Quite often it seems to come down to the day and what works best at the time. Some days I can kick into gear first thing in the morning and make a big dent in what should be the day’s word count. Other days I can’t focus at all until after the sun goes down.
Every book I’ve written so far has followed a very different creative process, probably indicative of how haphazard my “routine” may be. The Guy from the Flower Shop was knocked over in a day, while The Guy from the Internet took 18-months off and on.
The Guy from the Library spent few weeks one-third finished, another few weeks two-thirds finished, and then the remainder got wrapped up in a matter of days — book cover, ebook production and all!
Finally, The Guy from the Park came about in a very regimented fashion. Outline, first draft, revision, beta, edit — it was all very proper and to a tight deadline. Ideally, this is how I’d like all my books to go, but life seems to have other plans in store.

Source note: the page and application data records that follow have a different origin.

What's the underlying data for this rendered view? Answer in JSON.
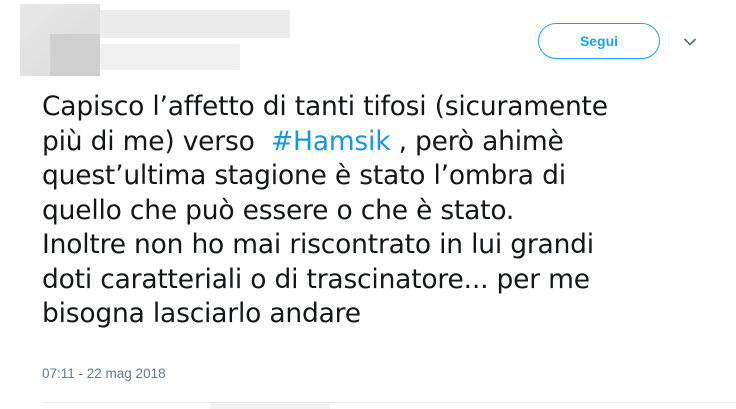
{
  "header": {
    "follow_label": "Segui"
  },
  "tweet": {
    "line1": "Capisco l’affetto di tanti tifosi (sicuramente",
    "line2_before": "più di me) verso  ",
    "hashtag": "#Hamsik",
    "line2_after": " , però ahimè",
    "line3": "quest’ultima stagione è stato l’ombra di",
    "line4": "quello che può essere o che è stato.",
    "line5": "Inoltre non ho mai riscontrato in lui grandi",
    "line6": "doti caratteriali o di trascinatore... per me",
    "line7": "bisogna lasciarlo andare",
    "timestamp": "07:11 - 22 mag 2018"
  },
  "colors": {
    "accent": "#1da1f2",
    "hashtag": "#1b95e0",
    "text": "#14171a",
    "muted": "#657786"
  },
  "icons": {
    "menu": "chevron-down-icon"
  }
}
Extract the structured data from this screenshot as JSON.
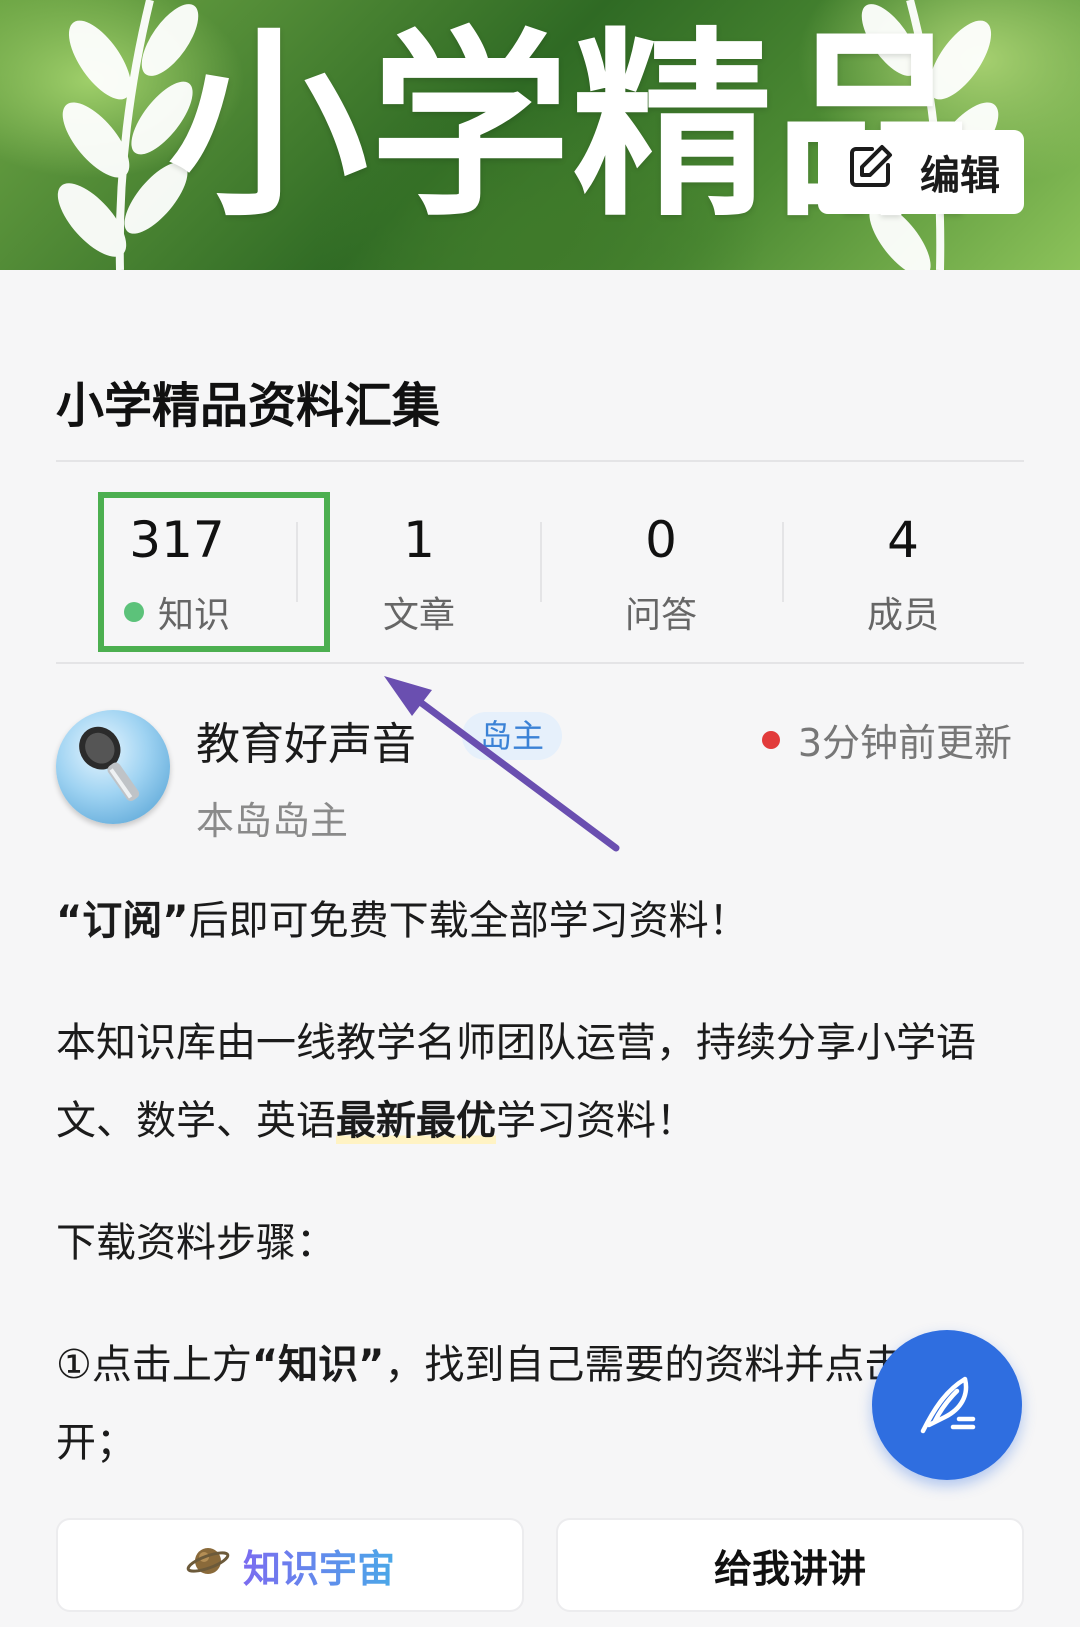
{
  "banner": {
    "title": "小学精品",
    "edit_label": "编辑"
  },
  "group": {
    "title": "小学精品资料汇集"
  },
  "stats": [
    {
      "value": "317",
      "label": "知识"
    },
    {
      "value": "1",
      "label": "文章"
    },
    {
      "value": "0",
      "label": "问答"
    },
    {
      "value": "4",
      "label": "成员"
    }
  ],
  "owner": {
    "name": "教育好声音",
    "badge": "岛主",
    "subtitle": "本岛岛主",
    "updated": "3分钟前更新"
  },
  "content": {
    "p1_quote": "“订阅”",
    "p1_rest": "后即可免费下载全部学习资料！",
    "p2_a": "本知识库由一线教学名师团队运营，持续分享小学语文、数学、英语",
    "p2_bold": "最新最优",
    "p2_c": "学习资料！",
    "p3": "下载资料步骤：",
    "p4_a": "①点击上方",
    "p4_bold": "“知识”",
    "p4_c": "，找到自己需要的资料并点击打开；"
  },
  "buttons": {
    "universe_label": "知识宇宙",
    "explain_label": "给我讲讲"
  },
  "colors": {
    "highlight_box": "#4caf50",
    "fab": "#2f6ee0",
    "badge_bg": "#e6f0fb",
    "badge_text": "#3b82d6",
    "arrow": "#6a4fb0"
  },
  "icons": {
    "edit": "edit-icon",
    "fab": "feather-pen-icon",
    "universe": "planet-icon"
  }
}
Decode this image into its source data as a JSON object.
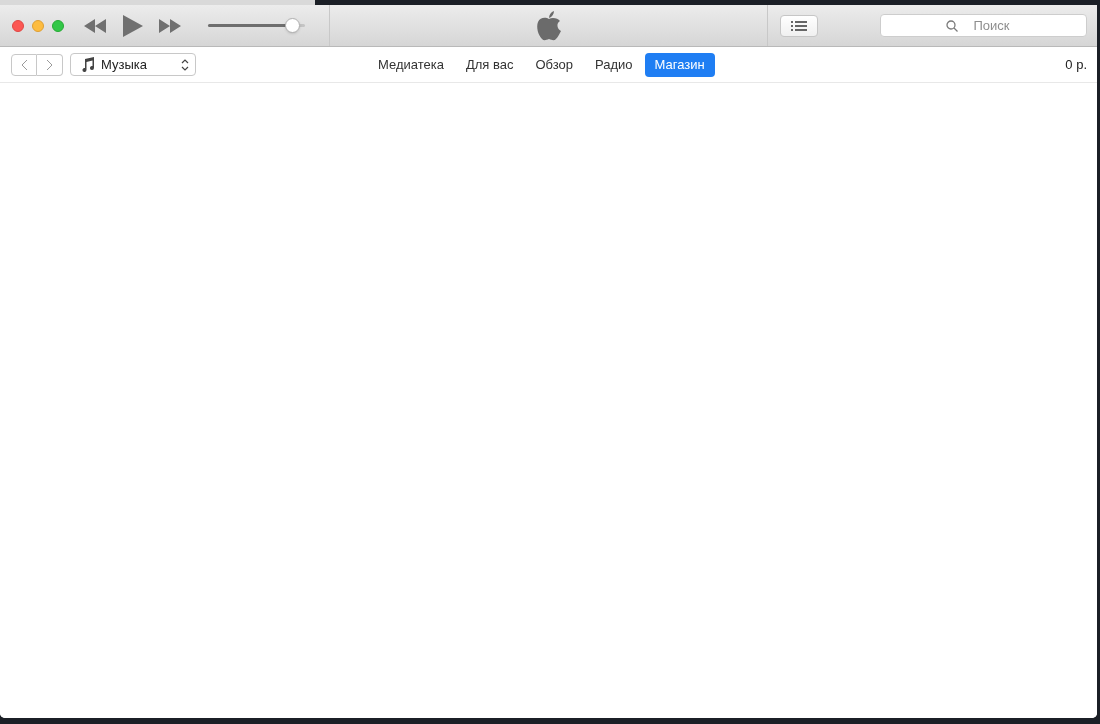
{
  "player": {
    "volume": {
      "level": 0.88
    }
  },
  "toolbar": {
    "search": {
      "placeholder": "Поиск"
    }
  },
  "navigation": {
    "media_picker": "Музыка",
    "tabs": [
      {
        "label": "Медиатека",
        "selected": false
      },
      {
        "label": "Для вас",
        "selected": false
      },
      {
        "label": "Обзор",
        "selected": false
      },
      {
        "label": "Радио",
        "selected": false
      },
      {
        "label": "Магазин",
        "selected": true
      }
    ],
    "balance": "0 р."
  }
}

Now, when it comes to work (non-fiction) writing, things are a lot more systematic. It’s just day after day of content that follows the same structure according to tried-and-tested norms. Even when the messaging is different, there just isn’t a lot of variety when it comes to corporate blogs and website copy.
So maybe instead of feeling sad, it makes sense to be thankful that fiction is varied and interesting enough to warrant a chaotic process. There are so many ideas and emotional pinch points to yet to explore that a single standard process might not work just yet. One day, I hope to be savvy enough to land on a routine that works for me, but until then, I’ll just have to keep writing.
Wish me luck!